Indeed, the Carleton has a lot of family history for me. I remember my late parents attending when I was young – it was always an opportunity for my father and his younger brother to get together. Later I attended in my own right, and later again I read there in 2007, a year John himself could not be there. The twists and turns of my own life diverted me from poetry from some years, so it is only lately that the Carleton, and other literary festivals, have come back into my annual rhythm again.
With all that background, and in the year following the death of my prestigious uncle, it was a great honour to be invited to read, which I did on the opening day of the festival. I was delighted to meet so many familiar faces again, including the poet Noel Monahan, and Kay Muhr and Brian Lambkin, as well as fellow Ederney native, Philomena O’Neill (née Cassidy), with her husband Cathal. I was particularly pleased that Philomena was there to hear ‘Homelands of Glendarragh’, as I was sure she’d get every nuance of the litany of townland names that thread through that particular poem.
The poems I read were:
- Cabot Trail (Black Wolf on a White Plain, Summer Palace, 2001)
- Anatomy of a Horse (Tribe, Dedalus, 2008)
- The Taking of Christ (Washing Windows? Arlen Press, 2017)
- The Opposite Birds (Poetry Ireland Review, 122, 2017)
- Homelands of Glendarragh (The Townlands of the Glendarragh Valley, Ederney Festival Committe 2010)
- 3 Letterboy Road (The Interpreter’s House, 63, 2016)
- Sehnsucht (forthcoming in Skylight 47, 9, 2017)
- Apparition (Poetry Ireland Review, 120. 2016)
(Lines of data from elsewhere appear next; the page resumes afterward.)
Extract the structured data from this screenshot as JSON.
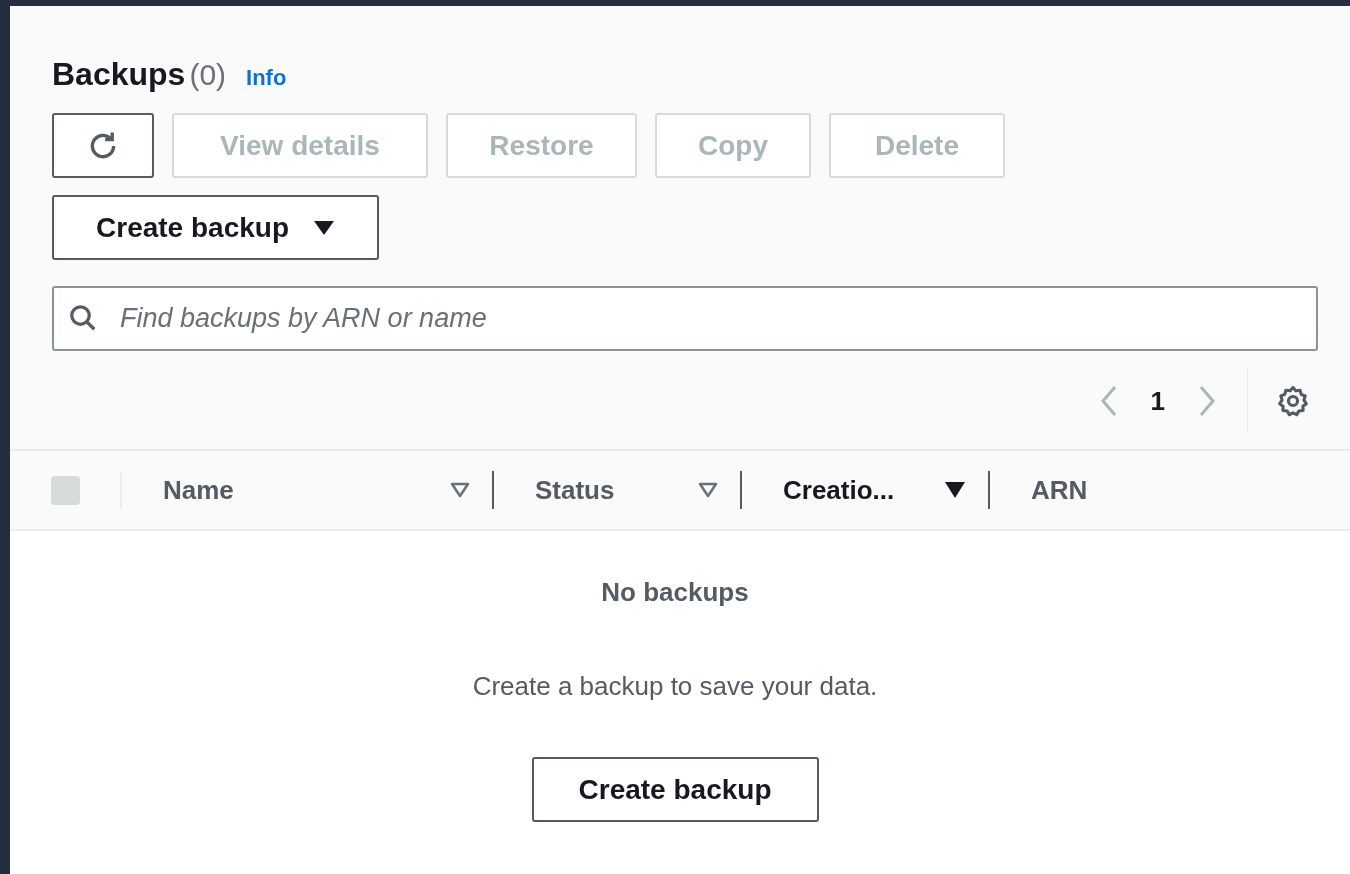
{
  "header": {
    "title": "Backups",
    "count": "(0)",
    "info_link": "Info"
  },
  "toolbar": [
    {
      "kind": "refresh",
      "disabled": false
    },
    {
      "kind": "text",
      "label": "View details",
      "disabled": true
    },
    {
      "kind": "text",
      "label": "Restore",
      "disabled": true
    },
    {
      "kind": "text",
      "label": "Copy",
      "disabled": true
    },
    {
      "kind": "text",
      "label": "Delete",
      "disabled": true
    }
  ],
  "create_menu": {
    "label": "Create backup"
  },
  "search": {
    "placeholder": "Find backups by ARN or name"
  },
  "pagination": {
    "page": "1"
  },
  "table": {
    "select_all": {
      "checked": false,
      "disabled": true
    },
    "columns": [
      {
        "label": "Name",
        "sortable": true,
        "sorted": false
      },
      {
        "label": "Status",
        "sortable": true,
        "sorted": false
      },
      {
        "label": "Creatio...",
        "sortable": true,
        "sorted": true
      },
      {
        "label": "ARN",
        "sortable": false,
        "sorted": false
      }
    ]
  },
  "empty_state": {
    "title": "No backups",
    "message": "Create a backup to save your data.",
    "button": "Create backup"
  }
}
- The Silent Pianist (Black Wolf on a White Plain, Summer Palace, 2001)
- Feral (The Spark, 30, 2017)
The audience was particularly receptive and warm and I am grateful for their attentiveness and appreciation. I mentioned that I was sorry that the painting of Lustre by George Stubbs, whose work inspired ‘Anatomy of the Horse’, was no longer hanging at reception in Corick House (I had inquired but the staff on duty did not know what had come of it). The final poem, ‘Feral’, was in memory of my late uncle, John, who partly inspired me to write it.
I am indebted to Pat Montague for his fulsome introduction and insight into my work. We also had a good conversation about our common ancestry.
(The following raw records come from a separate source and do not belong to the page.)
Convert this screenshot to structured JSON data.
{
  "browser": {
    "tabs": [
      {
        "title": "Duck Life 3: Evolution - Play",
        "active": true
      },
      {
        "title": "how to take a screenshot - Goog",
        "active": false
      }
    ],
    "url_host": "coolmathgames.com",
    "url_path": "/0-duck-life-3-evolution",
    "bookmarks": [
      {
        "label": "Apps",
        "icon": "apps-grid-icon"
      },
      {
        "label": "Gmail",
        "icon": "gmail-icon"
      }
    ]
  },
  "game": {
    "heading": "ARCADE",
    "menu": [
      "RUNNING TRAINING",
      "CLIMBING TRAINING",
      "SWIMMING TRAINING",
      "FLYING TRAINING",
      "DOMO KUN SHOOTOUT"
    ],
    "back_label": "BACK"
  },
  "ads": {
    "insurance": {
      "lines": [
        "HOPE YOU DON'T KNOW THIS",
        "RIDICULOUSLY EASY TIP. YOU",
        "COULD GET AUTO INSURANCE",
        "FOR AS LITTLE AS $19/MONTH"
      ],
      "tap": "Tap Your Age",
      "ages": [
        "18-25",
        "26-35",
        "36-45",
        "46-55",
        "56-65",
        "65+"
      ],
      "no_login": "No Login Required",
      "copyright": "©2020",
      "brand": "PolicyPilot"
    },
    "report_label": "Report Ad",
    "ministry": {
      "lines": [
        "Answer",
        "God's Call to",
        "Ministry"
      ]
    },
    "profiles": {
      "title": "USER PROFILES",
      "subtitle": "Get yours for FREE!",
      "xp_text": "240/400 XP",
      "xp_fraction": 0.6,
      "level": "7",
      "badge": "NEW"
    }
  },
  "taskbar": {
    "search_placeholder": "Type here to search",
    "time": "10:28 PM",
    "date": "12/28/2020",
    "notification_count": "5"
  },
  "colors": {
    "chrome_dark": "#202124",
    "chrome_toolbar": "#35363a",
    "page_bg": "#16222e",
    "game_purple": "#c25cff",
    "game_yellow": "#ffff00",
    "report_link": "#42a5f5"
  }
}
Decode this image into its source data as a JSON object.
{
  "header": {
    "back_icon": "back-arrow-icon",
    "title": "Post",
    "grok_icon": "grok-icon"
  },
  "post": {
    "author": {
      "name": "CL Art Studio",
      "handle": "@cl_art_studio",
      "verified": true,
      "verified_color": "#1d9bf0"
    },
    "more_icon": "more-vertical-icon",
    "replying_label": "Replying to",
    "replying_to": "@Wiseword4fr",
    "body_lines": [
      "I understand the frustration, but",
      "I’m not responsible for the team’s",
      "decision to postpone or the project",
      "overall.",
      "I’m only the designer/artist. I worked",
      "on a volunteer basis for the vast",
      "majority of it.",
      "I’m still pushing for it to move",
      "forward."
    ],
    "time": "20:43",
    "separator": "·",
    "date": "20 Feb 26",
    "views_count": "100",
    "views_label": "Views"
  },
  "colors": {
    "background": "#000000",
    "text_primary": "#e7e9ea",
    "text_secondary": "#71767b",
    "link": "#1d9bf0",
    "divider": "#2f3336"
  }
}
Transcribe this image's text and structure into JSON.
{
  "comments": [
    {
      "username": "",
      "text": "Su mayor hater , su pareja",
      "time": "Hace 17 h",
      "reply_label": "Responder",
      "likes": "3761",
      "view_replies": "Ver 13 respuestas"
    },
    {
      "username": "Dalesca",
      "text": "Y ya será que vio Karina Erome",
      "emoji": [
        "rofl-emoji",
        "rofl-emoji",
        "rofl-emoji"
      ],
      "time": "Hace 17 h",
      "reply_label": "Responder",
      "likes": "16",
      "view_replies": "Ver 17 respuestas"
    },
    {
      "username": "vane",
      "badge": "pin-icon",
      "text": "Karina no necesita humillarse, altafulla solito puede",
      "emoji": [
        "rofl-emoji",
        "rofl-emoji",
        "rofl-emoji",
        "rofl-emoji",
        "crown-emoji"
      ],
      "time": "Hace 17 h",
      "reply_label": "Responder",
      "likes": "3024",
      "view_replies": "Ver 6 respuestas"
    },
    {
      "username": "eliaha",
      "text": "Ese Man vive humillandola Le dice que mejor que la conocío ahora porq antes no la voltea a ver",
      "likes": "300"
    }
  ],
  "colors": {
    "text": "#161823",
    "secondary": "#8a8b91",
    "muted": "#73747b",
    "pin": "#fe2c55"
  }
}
I would also like to thank Alison Humphreys of the Carlisle Bookshop in Omagh who very kindly took my books to sell (with some success!).
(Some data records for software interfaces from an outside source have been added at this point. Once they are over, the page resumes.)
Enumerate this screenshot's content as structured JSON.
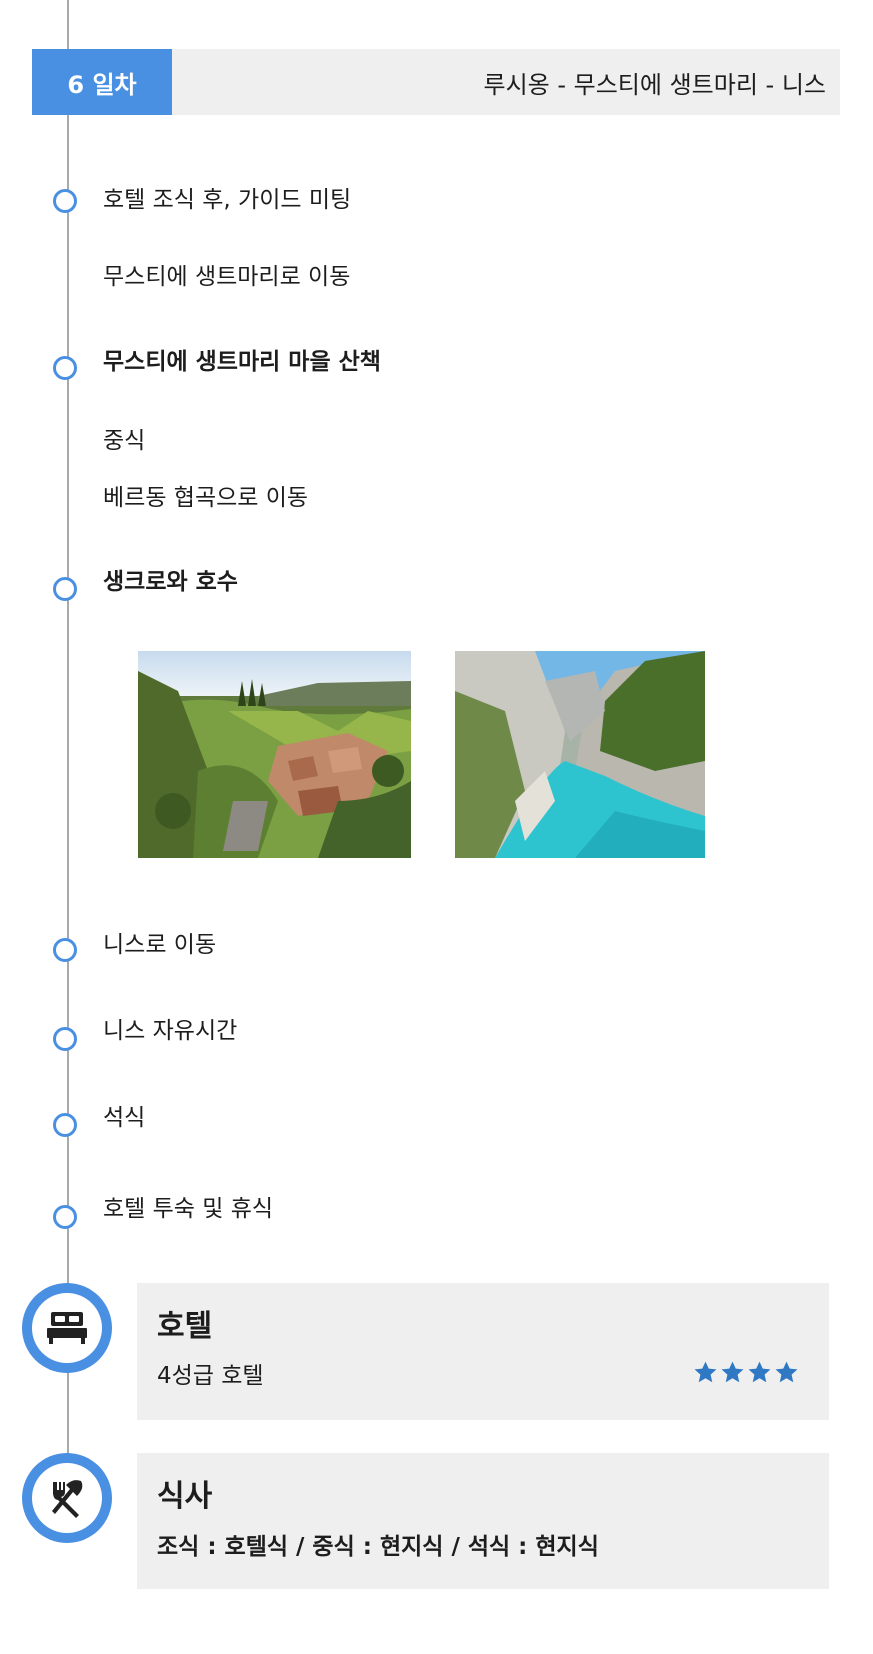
{
  "day": {
    "badge": "6 일차",
    "route": "루시옹 - 무스티에 생트마리 - 니스"
  },
  "schedule": [
    {
      "text": "호텔 조식 후, 가이드 미팅",
      "bold": false,
      "marker": true
    },
    {
      "text": "무스티에 생트마리로 이동",
      "bold": false,
      "marker": false
    },
    {
      "text": "무스티에 생트마리 마을 산책",
      "bold": true,
      "marker": true
    },
    {
      "text": "중식",
      "bold": false,
      "marker": false
    },
    {
      "text": "베르동 협곡으로 이동",
      "bold": false,
      "marker": false
    },
    {
      "text": "생크로와 호수",
      "bold": true,
      "marker": true
    },
    {
      "text": "니스로 이동",
      "bold": false,
      "marker": true
    },
    {
      "text": "니스 자유시간",
      "bold": false,
      "marker": true
    },
    {
      "text": "석식",
      "bold": false,
      "marker": true
    },
    {
      "text": "호텔 투숙 및 휴식",
      "bold": false,
      "marker": true
    }
  ],
  "photos": [
    {
      "subject": "village-hillside-photo"
    },
    {
      "subject": "canyon-lake-photo"
    }
  ],
  "hotel": {
    "title": "호텔",
    "grade": "4성급 호텔",
    "rating": 4,
    "icon": "bed-icon"
  },
  "meal": {
    "title": "식사",
    "detail": "조식 : 호텔식 / 중식 : 현지식 / 석식 : 현지식",
    "icon": "fork-knife-icon"
  },
  "colors": {
    "accent": "#4a90e2",
    "star": "#2f78c4",
    "panel": "#efefef",
    "line": "#a9a9a9"
  }
}
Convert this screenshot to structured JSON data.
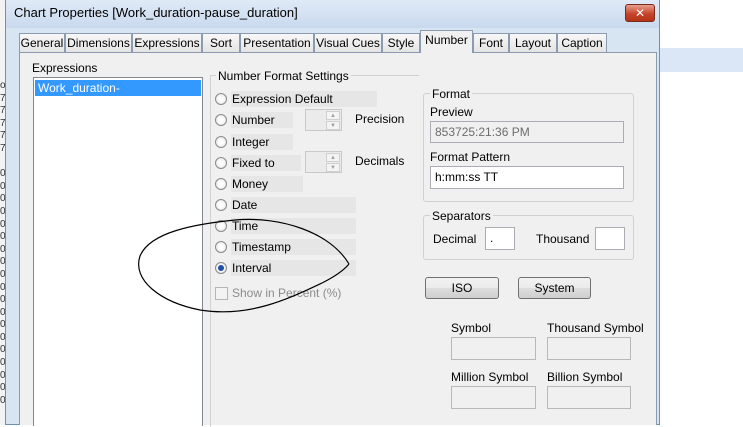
{
  "window": {
    "title": "Chart Properties [Work_duration-pause_duration]",
    "close_glyph": "✕"
  },
  "tabs": [
    {
      "label": "General",
      "active": false
    },
    {
      "label": "Dimensions",
      "active": false
    },
    {
      "label": "Expressions",
      "active": false
    },
    {
      "label": "Sort",
      "active": false
    },
    {
      "label": "Presentation",
      "active": false
    },
    {
      "label": "Visual Cues",
      "active": false
    },
    {
      "label": "Style",
      "active": false
    },
    {
      "label": "Number",
      "active": true
    },
    {
      "label": "Font",
      "active": false
    },
    {
      "label": "Layout",
      "active": false
    },
    {
      "label": "Caption",
      "active": false
    }
  ],
  "expressions": {
    "label": "Expressions",
    "items": [
      "Work_duration-pause_duration"
    ],
    "selected_index": 0
  },
  "number_format": {
    "group_label": "Number Format Settings",
    "options": [
      {
        "label": "Expression Default",
        "checked": false
      },
      {
        "label": "Number",
        "checked": false
      },
      {
        "label": "Integer",
        "checked": false
      },
      {
        "label": "Fixed to",
        "checked": false
      },
      {
        "label": "Money",
        "checked": false
      },
      {
        "label": "Date",
        "checked": false
      },
      {
        "label": "Time",
        "checked": false
      },
      {
        "label": "Timestamp",
        "checked": false
      },
      {
        "label": "Interval",
        "checked": true
      }
    ],
    "precision_label": "Precision",
    "decimals_label": "Decimals",
    "show_in_percent_label": "Show in Percent (%)",
    "show_in_percent_checked": false
  },
  "format": {
    "group_label": "Format",
    "preview_label": "Preview",
    "preview_value": "853725:21:36 PM",
    "pattern_label": "Format Pattern",
    "pattern_value": "h:mm:ss TT"
  },
  "separators": {
    "group_label": "Separators",
    "decimal_label": "Decimal",
    "decimal_value": ".",
    "thousand_label": "Thousand",
    "thousand_value": ""
  },
  "buttons": {
    "iso": "ISO",
    "system": "System"
  },
  "symbols": {
    "symbol_label": "Symbol",
    "thousand_symbol_label": "Thousand Symbol",
    "million_symbol_label": "Million Symbol",
    "billion_symbol_label": "Billion Symbol"
  },
  "background_left_column": [
    "o",
    "7",
    "7",
    "7",
    "7",
    "7",
    "",
    "0",
    "0",
    "0",
    "0",
    "0",
    "0",
    "0",
    "0",
    "0",
    "0",
    "0",
    "0",
    "0",
    "0",
    "0",
    "0",
    "0",
    "0",
    "0"
  ],
  "annotation_color": "#000000"
}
I would like to again express my thanks to the William Carleton Festival Committee for their kind invitation to read. I am delighted that the Carleton has survived into its second quartile as Aughnacloy historian Malcolm Duffey put it. I would also like thank Jack Johnston, President, and Michael Fisher, Chair and current Director, of the William Carleton Society, for their hospitality, and to Eileen McKenna who arranged the invitation. It was a lovely experience and I hope to return in the future.